PROMPT: What is needed is a verbatim copy of all the records.

(INPUT MATERIAL begins)

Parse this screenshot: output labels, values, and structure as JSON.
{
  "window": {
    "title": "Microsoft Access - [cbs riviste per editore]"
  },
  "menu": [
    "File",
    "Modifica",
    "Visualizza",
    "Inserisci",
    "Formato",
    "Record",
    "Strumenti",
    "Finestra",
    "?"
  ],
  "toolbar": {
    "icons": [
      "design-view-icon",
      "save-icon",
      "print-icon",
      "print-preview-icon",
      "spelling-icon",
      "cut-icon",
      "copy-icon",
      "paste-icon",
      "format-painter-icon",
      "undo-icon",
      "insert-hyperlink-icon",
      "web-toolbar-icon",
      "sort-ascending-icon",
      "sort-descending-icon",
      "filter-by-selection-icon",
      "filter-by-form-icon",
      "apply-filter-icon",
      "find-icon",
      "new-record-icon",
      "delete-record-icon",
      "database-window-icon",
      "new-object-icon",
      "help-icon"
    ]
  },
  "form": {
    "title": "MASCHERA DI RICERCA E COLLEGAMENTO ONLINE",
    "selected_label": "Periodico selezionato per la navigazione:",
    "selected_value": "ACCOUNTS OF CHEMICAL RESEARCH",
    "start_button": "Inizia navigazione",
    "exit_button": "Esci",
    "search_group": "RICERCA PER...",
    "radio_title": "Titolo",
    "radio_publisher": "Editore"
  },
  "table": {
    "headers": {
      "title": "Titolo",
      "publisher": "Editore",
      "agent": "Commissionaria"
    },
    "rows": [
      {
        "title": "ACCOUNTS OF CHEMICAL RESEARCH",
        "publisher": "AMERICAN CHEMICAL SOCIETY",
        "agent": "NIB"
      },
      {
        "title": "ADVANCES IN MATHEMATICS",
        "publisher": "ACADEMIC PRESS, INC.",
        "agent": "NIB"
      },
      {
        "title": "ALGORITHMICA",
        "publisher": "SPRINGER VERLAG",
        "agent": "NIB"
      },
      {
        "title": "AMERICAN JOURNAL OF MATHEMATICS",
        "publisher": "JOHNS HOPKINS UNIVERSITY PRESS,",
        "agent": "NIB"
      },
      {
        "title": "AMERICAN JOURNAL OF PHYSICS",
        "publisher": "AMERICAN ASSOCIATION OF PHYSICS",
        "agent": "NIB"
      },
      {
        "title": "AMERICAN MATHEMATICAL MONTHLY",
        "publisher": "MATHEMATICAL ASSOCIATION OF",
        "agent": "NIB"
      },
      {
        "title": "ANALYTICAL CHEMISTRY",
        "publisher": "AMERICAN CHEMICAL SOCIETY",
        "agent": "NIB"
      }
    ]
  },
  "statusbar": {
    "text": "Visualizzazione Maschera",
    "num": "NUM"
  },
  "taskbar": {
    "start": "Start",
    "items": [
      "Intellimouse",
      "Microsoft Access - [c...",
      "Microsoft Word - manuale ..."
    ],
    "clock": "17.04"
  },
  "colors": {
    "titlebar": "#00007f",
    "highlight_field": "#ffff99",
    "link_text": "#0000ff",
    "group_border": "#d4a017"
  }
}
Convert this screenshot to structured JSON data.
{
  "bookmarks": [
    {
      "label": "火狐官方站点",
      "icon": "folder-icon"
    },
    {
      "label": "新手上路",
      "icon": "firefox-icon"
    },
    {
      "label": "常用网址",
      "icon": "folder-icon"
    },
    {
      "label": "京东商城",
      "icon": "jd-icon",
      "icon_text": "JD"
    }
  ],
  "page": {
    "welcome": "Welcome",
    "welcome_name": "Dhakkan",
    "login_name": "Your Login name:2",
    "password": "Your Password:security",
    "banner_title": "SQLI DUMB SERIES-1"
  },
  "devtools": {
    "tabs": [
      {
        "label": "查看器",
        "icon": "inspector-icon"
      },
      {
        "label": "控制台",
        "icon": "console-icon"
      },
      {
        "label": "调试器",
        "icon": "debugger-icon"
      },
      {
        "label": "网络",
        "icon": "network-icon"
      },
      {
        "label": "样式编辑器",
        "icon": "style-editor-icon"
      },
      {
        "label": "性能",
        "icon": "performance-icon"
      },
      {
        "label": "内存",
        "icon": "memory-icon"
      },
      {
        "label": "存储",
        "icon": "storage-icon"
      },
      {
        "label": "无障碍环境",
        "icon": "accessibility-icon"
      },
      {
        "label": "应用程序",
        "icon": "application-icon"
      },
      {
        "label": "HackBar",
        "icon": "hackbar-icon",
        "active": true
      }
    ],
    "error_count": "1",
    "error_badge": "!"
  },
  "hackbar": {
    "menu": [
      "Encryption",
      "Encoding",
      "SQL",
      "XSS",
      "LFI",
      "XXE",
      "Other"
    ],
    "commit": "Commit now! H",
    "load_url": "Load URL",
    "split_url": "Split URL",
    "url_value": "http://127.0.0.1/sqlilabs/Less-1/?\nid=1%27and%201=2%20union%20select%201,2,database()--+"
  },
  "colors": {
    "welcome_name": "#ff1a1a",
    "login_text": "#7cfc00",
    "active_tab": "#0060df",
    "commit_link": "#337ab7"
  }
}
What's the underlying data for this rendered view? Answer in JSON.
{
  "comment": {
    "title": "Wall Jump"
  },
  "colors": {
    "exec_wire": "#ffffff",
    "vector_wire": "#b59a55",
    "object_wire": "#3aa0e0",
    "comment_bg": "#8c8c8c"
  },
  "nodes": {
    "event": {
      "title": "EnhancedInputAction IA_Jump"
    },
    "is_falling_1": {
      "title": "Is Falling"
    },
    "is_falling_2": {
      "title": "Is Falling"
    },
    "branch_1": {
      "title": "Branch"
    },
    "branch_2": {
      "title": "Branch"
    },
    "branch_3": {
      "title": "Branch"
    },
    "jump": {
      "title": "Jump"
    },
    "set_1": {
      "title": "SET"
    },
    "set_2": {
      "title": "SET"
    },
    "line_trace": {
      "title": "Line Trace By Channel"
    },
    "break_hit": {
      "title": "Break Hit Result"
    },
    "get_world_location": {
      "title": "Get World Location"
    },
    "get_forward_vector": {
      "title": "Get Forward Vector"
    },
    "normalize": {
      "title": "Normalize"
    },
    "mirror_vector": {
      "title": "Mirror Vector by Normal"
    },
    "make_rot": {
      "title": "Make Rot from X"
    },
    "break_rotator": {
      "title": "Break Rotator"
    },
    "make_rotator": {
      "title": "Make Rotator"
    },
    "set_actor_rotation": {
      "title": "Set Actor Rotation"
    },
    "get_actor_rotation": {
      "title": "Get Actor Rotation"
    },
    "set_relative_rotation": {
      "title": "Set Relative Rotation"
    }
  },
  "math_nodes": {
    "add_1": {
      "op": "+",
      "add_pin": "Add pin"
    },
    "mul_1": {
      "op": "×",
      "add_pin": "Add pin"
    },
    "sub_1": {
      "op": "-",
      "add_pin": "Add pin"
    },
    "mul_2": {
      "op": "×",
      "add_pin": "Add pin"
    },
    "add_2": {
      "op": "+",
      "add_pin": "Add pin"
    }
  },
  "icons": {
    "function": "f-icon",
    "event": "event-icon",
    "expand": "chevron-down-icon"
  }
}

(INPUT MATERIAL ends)

WRITTEN REPLY:
Parse this screenshot: output labels, values, and structure as JSON.
{
  "window": {
    "title": "Microsoft Access - [cbs riviste per editore]"
  },
  "menu": [
    "File",
    "Modifica",
    "Visualizza",
    "Inserisci",
    "Formato",
    "Record",
    "Strumenti",
    "Finestra",
    "?"
  ],
  "toolbar": {
    "icons": [
      "design-view-icon",
      "save-icon",
      "print-icon",
      "print-preview-icon",
      "spelling-icon",
      "cut-icon",
      "copy-icon",
      "paste-icon",
      "format-painter-icon",
      "undo-icon",
      "insert-hyperlink-icon",
      "web-toolbar-icon",
      "sort-ascending-icon",
      "sort-descending-icon",
      "filter-by-selection-icon",
      "filter-by-form-icon",
      "apply-filter-icon",
      "find-icon",
      "new-record-icon",
      "delete-record-icon",
      "database-window-icon",
      "new-object-icon",
      "help-icon"
    ]
  },
  "form": {
    "title": "MASCHERA DI RICERCA E COLLEGAMENTO ONLINE",
    "selected_label": "Periodico selezionato per la navigazione:",
    "selected_value": "ACCOUNTS OF CHEMICAL RESEARCH",
    "start_button": "Inizia navigazione",
    "exit_button": "Esci",
    "search_group": "RICERCA PER...",
    "radio_title": "Titolo",
    "radio_publisher": "Editore"
  },
  "table": {
    "headers": {
      "title": "Titolo",
      "publisher": "Editore",
      "agent": "Commissionaria"
    },
    "rows": [
      {
        "title": "ACCOUNTS OF CHEMICAL RESEARCH",
        "publisher": "AMERICAN CHEMICAL SOCIETY",
        "agent": "NIB"
      },
      {
        "title": "ADVANCES IN MATHEMATICS",
        "publisher": "ACADEMIC PRESS, INC.",
        "agent": "NIB"
      },
      {
        "title": "ALGORITHMICA",
        "publisher": "SPRINGER VERLAG",
        "agent": "NIB"
      },
      {
        "title": "AMERICAN JOURNAL OF MATHEMATICS",
        "publisher": "JOHNS HOPKINS UNIVERSITY PRESS,",
        "agent": "NIB"
      },
      {
        "title": "AMERICAN JOURNAL OF PHYSICS",
        "publisher": "AMERICAN ASSOCIATION OF PHYSICS",
        "agent": "NIB"
      },
      {
        "title": "AMERICAN MATHEMATICAL MONTHLY",
        "publisher": "MATHEMATICAL ASSOCIATION OF",
        "agent": "NIB"
      },
      {
        "title": "ANALYTICAL CHEMISTRY",
        "publisher": "AMERICAN CHEMICAL SOCIETY",
        "agent": "NIB"
      }
    ]
  },
  "statusbar": {
    "text": "Visualizzazione Maschera",
    "num": "NUM"
  },
  "taskbar": {
    "start": "Start",
    "items": [
      "Intellimouse",
      "Microsoft Access - [c...",
      "Microsoft Word - manuale ..."
    ],
    "clock": "17.04"
  },
  "colors": {
    "titlebar": "#00007f",
    "highlight_field": "#ffff99",
    "link_text": "#0000ff",
    "group_border": "#d4a017"
  }
}
Convert this screenshot to structured JSON data.
{
  "bookmarks": [
    {
      "label": "火狐官方站点",
      "icon": "folder-icon"
    },
    {
      "label": "新手上路",
      "icon": "firefox-icon"
    },
    {
      "label": "常用网址",
      "icon": "folder-icon"
    },
    {
      "label": "京东商城",
      "icon": "jd-icon",
      "icon_text": "JD"
    }
  ],
  "page": {
    "welcome": "Welcome",
    "welcome_name": "Dhakkan",
    "login_name": "Your Login name:2",
    "password": "Your Password:security",
    "banner_title": "SQLI DUMB SERIES-1"
  },
  "devtools": {
    "tabs": [
      {
        "label": "查看器",
        "icon": "inspector-icon"
      },
      {
        "label": "控制台",
        "icon": "console-icon"
      },
      {
        "label": "调试器",
        "icon": "debugger-icon"
      },
      {
        "label": "网络",
        "icon": "network-icon"
      },
      {
        "label": "样式编辑器",
        "icon": "style-editor-icon"
      },
      {
        "label": "性能",
        "icon": "performance-icon"
      },
      {
        "label": "内存",
        "icon": "memory-icon"
      },
      {
        "label": "存储",
        "icon": "storage-icon"
      },
      {
        "label": "无障碍环境",
        "icon": "accessibility-icon"
      },
      {
        "label": "应用程序",
        "icon": "application-icon"
      },
      {
        "label": "HackBar",
        "icon": "hackbar-icon",
        "active": true
      }
    ],
    "error_count": "1",
    "error_badge": "!"
  },
  "hackbar": {
    "menu": [
      "Encryption",
      "Encoding",
      "SQL",
      "XSS",
      "LFI",
      "XXE",
      "Other"
    ],
    "commit": "Commit now! H",
    "load_url": "Load URL",
    "split_url": "Split URL",
    "url_value": "http://127.0.0.1/sqlilabs/Less-1/?\nid=1%27and%201=2%20union%20select%201,2,database()--+"
  },
  "colors": {
    "welcome_name": "#ff1a1a",
    "login_text": "#7cfc00",
    "active_tab": "#0060df",
    "commit_link": "#337ab7"
  }
}
What's the underlying data for this rendered view? Answer in JSON.
{
  "comment": {
    "title": "Wall Jump"
  },
  "colors": {
    "exec_wire": "#ffffff",
    "vector_wire": "#b59a55",
    "object_wire": "#3aa0e0",
    "comment_bg": "#8c8c8c"
  },
  "nodes": {
    "event": {
      "title": "EnhancedInputAction IA_Jump"
    },
    "is_falling_1": {
      "title": "Is Falling"
    },
    "is_falling_2": {
      "title": "Is Falling"
    },
    "branch_1": {
      "title": "Branch"
    },
    "branch_2": {
      "title": "Branch"
    },
    "branch_3": {
      "title": "Branch"
    },
    "jump": {
      "title": "Jump"
    },
    "set_1": {
      "title": "SET"
    },
    "set_2": {
      "title": "SET"
    },
    "line_trace": {
      "title": "Line Trace By Channel"
    },
    "break_hit": {
      "title": "Break Hit Result"
    },
    "get_world_location": {
      "title": "Get World Location"
    },
    "get_forward_vector": {
      "title": "Get Forward Vector"
    },
    "normalize": {
      "title": "Normalize"
    },
    "mirror_vector": {
      "title": "Mirror Vector by Normal"
    },
    "make_rot": {
      "title": "Make Rot from X"
    },
    "break_rotator": {
      "title": "Break Rotator"
    },
    "make_rotator": {
      "title": "Make Rotator"
    },
    "set_actor_rotation": {
      "title": "Set Actor Rotation"
    },
    "get_actor_rotation": {
      "title": "Get Actor Rotation"
    },
    "set_relative_rotation": {
      "title": "Set Relative Rotation"
    }
  },
  "math_nodes": {
    "add_1": {
      "op": "+",
      "add_pin": "Add pin"
    },
    "mul_1": {
      "op": "×",
      "add_pin": "Add pin"
    },
    "sub_1": {
      "op": "-",
      "add_pin": "Add pin"
    },
    "mul_2": {
      "op": "×",
      "add_pin": "Add pin"
    },
    "add_2": {
      "op": "+",
      "add_pin": "Add pin"
    }
  },
  "icons": {
    "function": "f-icon",
    "event": "event-icon",
    "expand": "chevron-down-icon"
  }
}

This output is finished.